Postanesthesia care unit-sedation scores recorded using a 10 cm visual analogue scale (VAS; 0 = wide awake and 10 = maximally asleep) in patients receiving saline (▲), haloperidol 1 mg (●) or haloperidol 2mg (■). *P < 0.05 compared with saline. †P < 0.05 compared with haloperidol 1 mg
© Copyright Policy - open-access
Related In: Results  -  Collection

License 1 - License 2
Show All Figures
getmorefigures.php?uid=PMC4493951&req=5

Fig2: Postanesthesia care unit-sedation scores recorded using a 10 cm visual analogue scale (VAS; 0 = wide awake and 10 = maximally asleep) in patients receiving saline (▲), haloperidol 1 mg (●) or haloperidol 2mg (■). *P < 0.05 compared with saline. †P < 0.05 compared with haloperidol 1 mg
Mentions: The change in the sedation score in the PACU clearly differed among the groups according to the dose of haloperidol. Group H2 had an overall higher sedation score than groups H1 and H0 over the 2-h observation period (P < 0.001, Fig. 2), while there was no significant difference between groups H1 and H0. In addition, three patients in group H2 required treatment with ephedrine in the PACU, due to hypotension (systolic 75–80/diastolic 50–55 mmHg).Fig. 2

Bottom Line: This study sought to identify which dose of haloperidol 1mg or 2mg could be combined with dexamethasone without adverse effects in high-risk patients undergoing gynecological laparoscopic surgery.The overall early (0-2 h) and late (2-24 h) incidences of nausea, vomiting, rescue anti-emetic administration, pain, and adverse effects (cardiac arrhythmias and extrapyramidal effects) were assessed postoperatively.In the PACU, group H2 had a higher sedation score than groups H1 and H0 (P < 0.001).

View Article: PubMed Central - PubMed

Affiliation: Department of Anesthesiology and Pain Medicine, Seoul St. Mary's Hospital, College of Medicine, The Catholic University of Korea, 222 Banpo-daero, Seocho-gu, Seoul, 137-701, Republic of Korea. jiyo1004@catholic.ac.kr.

ABSTRACT

Background: Low-dose haloperidol is known to be effective for the prevention of postoperative nausea and vomiting (PONV). However, precise dose-response studies have not been completed, especially in patients at high risk for PONV who require combination therapy. This study sought to identify which dose of haloperidol 1mg or 2mg could be combined with dexamethasone without adverse effects in high-risk patients undergoing gynecological laparoscopic surgery.

Methods: Female adults (n = 150) with three established PONV risk factors based on Apfel's score were randomized into one of three study groups.

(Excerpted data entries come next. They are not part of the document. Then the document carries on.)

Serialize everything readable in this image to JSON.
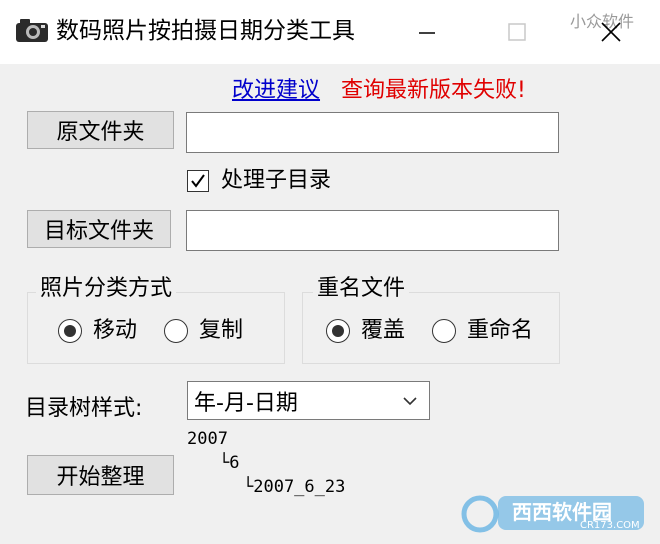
{
  "window": {
    "title": "数码照片按拍摄日期分类工具",
    "watermark_top": "小众软件",
    "controls": [
      "minimize",
      "maximize",
      "close"
    ]
  },
  "header": {
    "suggest_link": "改进建议",
    "update_status": "查询最新版本失败!"
  },
  "source": {
    "button_label": "原文件夹",
    "value": ""
  },
  "subdir": {
    "label": "处理子目录",
    "checked": true
  },
  "target": {
    "button_label": "目标文件夹",
    "value": ""
  },
  "classify": {
    "title": "照片分类方式",
    "options": [
      {
        "label": "移动",
        "selected": true
      },
      {
        "label": "复制",
        "selected": false
      }
    ]
  },
  "rename": {
    "title": "重名文件",
    "options": [
      {
        "label": "覆盖",
        "selected": true
      },
      {
        "label": "重命名",
        "selected": false
      }
    ]
  },
  "tree_style": {
    "label": "目录树样式:",
    "selected": "年-月-日期"
  },
  "preview": {
    "line1": "2007",
    "line2": "└6",
    "line3": "└2007_6_23"
  },
  "start": {
    "button_label": "开始整理"
  },
  "watermark_bottom": {
    "text": "西西软件园",
    "sub": "CR173.COM"
  },
  "colors": {
    "link": "#0000cc",
    "error": "#e00000",
    "background": "#f0f0f0"
  }
}
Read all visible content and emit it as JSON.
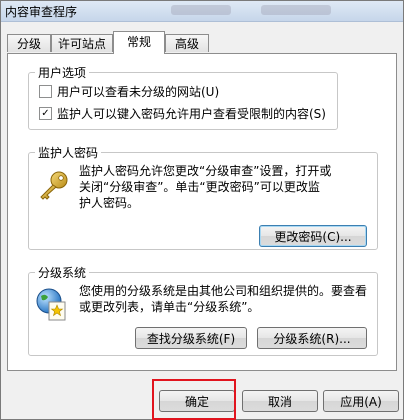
{
  "window": {
    "title": "内容审查程序"
  },
  "tabs": [
    "分级",
    "许可站点",
    "常规",
    "高级"
  ],
  "active_tab_index": 2,
  "user_options": {
    "title": "用户选项",
    "checkbox1": {
      "label": "用户可以查看未分级的网站(U)",
      "checked": false
    },
    "checkbox2": {
      "label": "监护人可以键入密码允许用户查看受限制的内容(S)",
      "checked": true
    }
  },
  "guardian_password": {
    "title": "监护人密码",
    "line1": "监护人密码允许您更改“分级审查”设置，打开或",
    "line2": "关闭“分级审查”。单击“更改密码”可以更改监",
    "line3": "护人密码。",
    "icon": "key-icon",
    "change_button": "更改密码(C)..."
  },
  "rating_system": {
    "title": "分级系统",
    "line1": "您使用的分级系统是由其他公司和组织提供的。要查看",
    "line2": "或更改列表，请单击“分级系统”。",
    "icon": "globe-certificate-icon",
    "find_button": "查找分级系统(F)",
    "systems_button": "分级系统(R)..."
  },
  "footer": {
    "ok_button": "确定",
    "cancel_button": "取消",
    "apply_button": "应用(A)"
  },
  "colors": {
    "highlight": "#e1141e"
  }
}
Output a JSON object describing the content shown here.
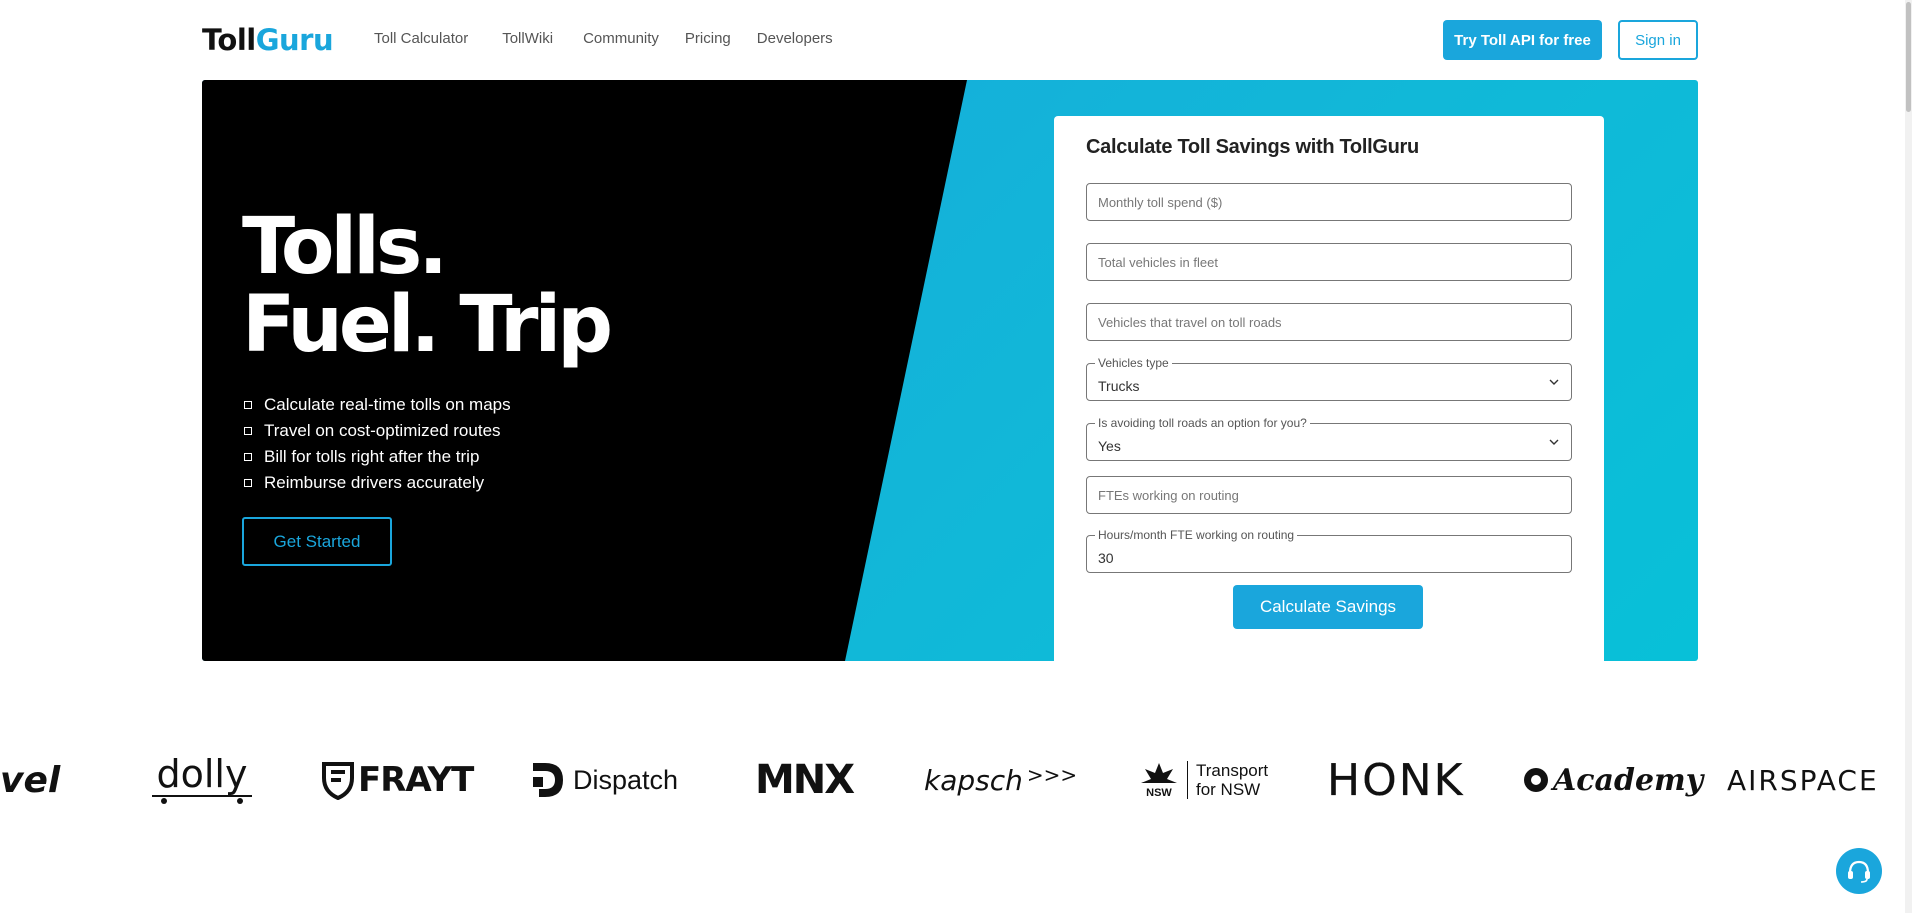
{
  "header": {
    "logo_part1": "Toll",
    "logo_part2": "Guru",
    "nav": [
      "Toll Calculator",
      "TollWiki",
      "Community",
      "Pricing",
      "Developers"
    ],
    "try_api_label": "Try Toll API for free",
    "signin_label": "Sign in"
  },
  "hero": {
    "title_line1": "Tolls.",
    "title_line2": "Fuel. Trip",
    "bullets": [
      "Calculate real-time tolls on maps",
      "Travel on cost-optimized routes",
      "Bill for tolls right after the trip",
      "Reimburse drivers accurately"
    ],
    "get_started_label": "Get Started"
  },
  "form": {
    "title": "Calculate Toll Savings with TollGuru",
    "monthly_toll_placeholder": "Monthly toll spend ($)",
    "total_vehicles_placeholder": "Total vehicles in fleet",
    "toll_vehicles_placeholder": "Vehicles that travel on toll roads",
    "vehicle_type_label": "Vehicles type",
    "vehicle_type_value": "Trucks",
    "avoid_tolls_label": "Is avoiding toll roads an option for you?",
    "avoid_tolls_value": "Yes",
    "ftes_placeholder": "FTEs working on routing",
    "hours_label": "Hours/month FTE working on routing",
    "hours_value": "30",
    "calculate_label": "Calculate Savings"
  },
  "logos": {
    "l1": "vel",
    "l2": "dolly",
    "l3": "FRAYT",
    "l4": "Dispatch",
    "l5": "MNX",
    "l6": "kapsch",
    "l6_arrows": ">>>",
    "l7a": "Transport",
    "l7b": "for NSW",
    "l7_nsw": "NSW",
    "l8": "HONK",
    "l9": "Academy",
    "l10": "AIRSPACE"
  },
  "colors": {
    "accent": "#1aa6dc",
    "hero_dark": "#000000"
  }
}
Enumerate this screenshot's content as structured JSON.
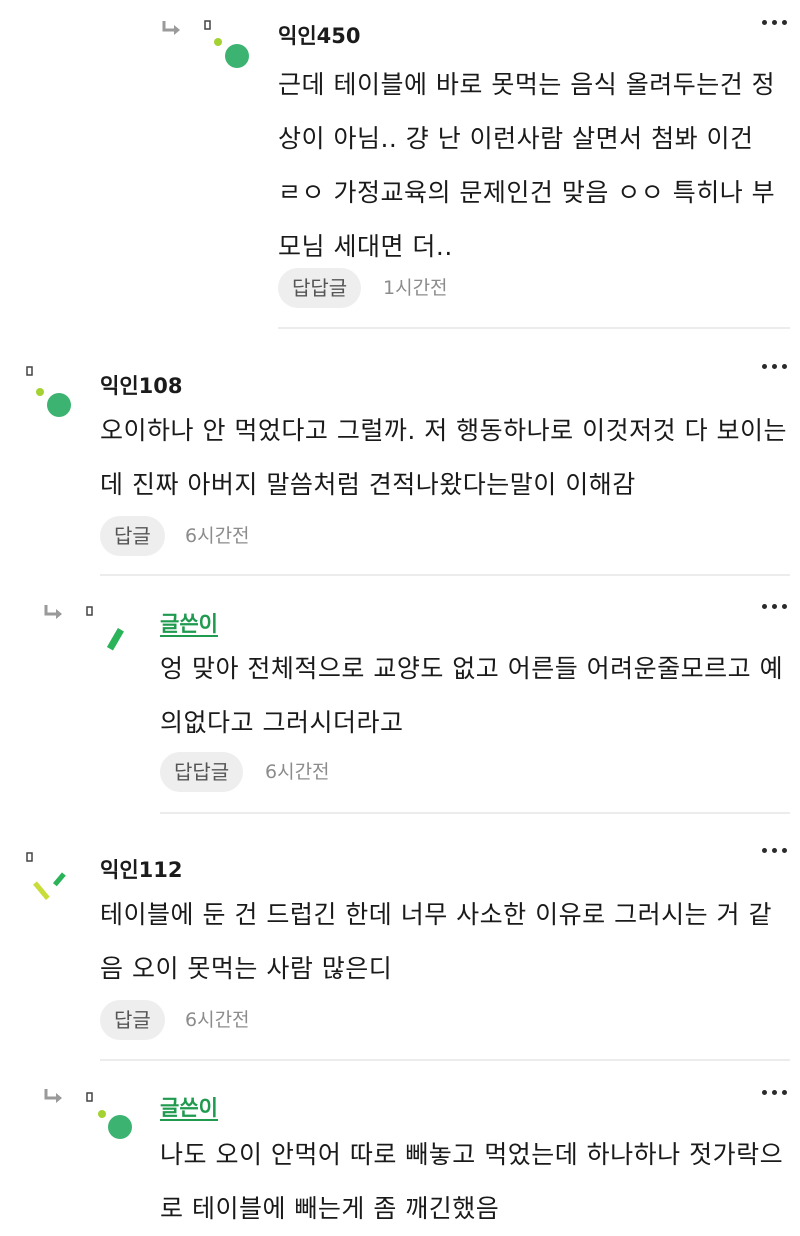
{
  "comments": [
    {
      "author": "익인450",
      "text": "근데 테이블에 바로 못먹는 음식 올려두는건 정상이 아님.. 걍 난 이런사람 살면서 첨봐 이건 ㄹㅇ 가정교육의 문제인건 맞음 ㅇㅇ 특히나 부모님 세대면 더..",
      "reply_label": "답답글",
      "time": "1시간전"
    },
    {
      "author": "익인108",
      "text": "오이하나 안 먹었다고 그럴까. 저 행동하나로 이것저것 다 보이는데 진짜 아버지 말씀처럼 견적나왔다는말이 이해감",
      "reply_label": "답글",
      "time": "6시간전"
    },
    {
      "author": "글쓴이",
      "text": "엉 맞아 전체적으로 교양도 없고 어른들 어려운줄모르고 예의없다고 그러시더라고",
      "reply_label": "답답글",
      "time": "6시간전"
    },
    {
      "author": "익인112",
      "text": "테이블에 둔 건 드럽긴 한데 너무 사소한 이유로 그러시는 거 같음 오이 못먹는 사람 많은디",
      "reply_label": "답글",
      "time": "6시간전"
    },
    {
      "author": "글쓴이",
      "text": "나도 오이 안먹어 따로 빼놓고 먹었는데 하나하나 젓가락으로 테이블에 빼는게 좀 깨긴했음"
    }
  ],
  "colors": {
    "avatar_green": "#3cb371",
    "avatar_lime": "#a4d233",
    "op_green": "#1f9a4f",
    "reply_bg": "#eeeeee"
  }
}
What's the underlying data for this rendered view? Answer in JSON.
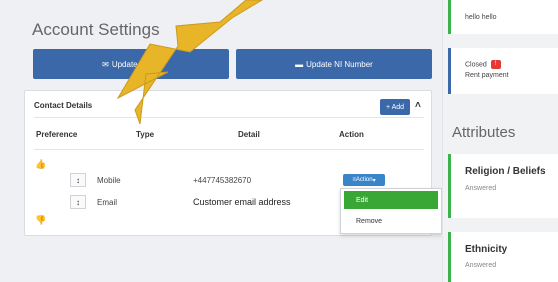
{
  "account": {
    "title": "Account Settings",
    "update_email_label": "Update Email",
    "update_ni_label": "Update NI Number"
  },
  "contact": {
    "title": "Contact Details",
    "add_label": "+ Add",
    "columns": [
      "Preference",
      "Type",
      "Detail",
      "Action"
    ],
    "rows": [
      {
        "type": "Mobile",
        "detail": "+447745382670",
        "action": "Action"
      },
      {
        "type": "Email",
        "detail": "Customer email address"
      }
    ],
    "menu": {
      "edit": "Edit",
      "remove": "Remove"
    }
  },
  "side": {
    "note1": "hello hello",
    "note2_status": "Closed",
    "note2_text": "Rent payment",
    "attributes_title": "Attributes",
    "religion_title": "Religion / Beliefs",
    "religion_status": "Answered",
    "ethnicity_title": "Ethnicity",
    "ethnicity_status": "Answered"
  },
  "colors": {
    "primary": "#3a68a8",
    "success": "#39a735",
    "danger": "#e53935",
    "annotation": "#e8b528"
  }
}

At the end of anesthesia, groups H0, H1, and H2 were given intravenous (IV) saline, haloperidol 1 mg, and haloperidol 2 mg, respectively. All patients were given dexamethasone 5 mg during the induction of anesthesia. The overall early (0-2 h) and late (2-24 h) incidences of nausea, vomiting, rescue anti-emetic administration, pain, and adverse effects (cardiac arrhythmias and extrapyramidal effects) were assessed postoperatively. The sedation score was recorded in the postanesthesia care unit (PACU).

Results: The total incidence of PONV over 24 h was significantly lower in groups H1 (29 %) and H2 (24 %) than in group H0 (54 %; P = 0.003), but there was no significant difference between groups H1 and H2. In the PACU, group H2 had a higher sedation score than groups H1 and H0 (P < 0.001).

Conclusions: For high-risk PONV patients undergoing gynecological laparoscopic surgery, when used with dexamethasone, 1-mg haloperidol was equally effective as 2 mg in terms of preventing PONV with the less sedative effect.

Trial registration: ClinicalTrials.gov ( NCT01639599 ).

No MeSH data available.


Related in: MedlinePlus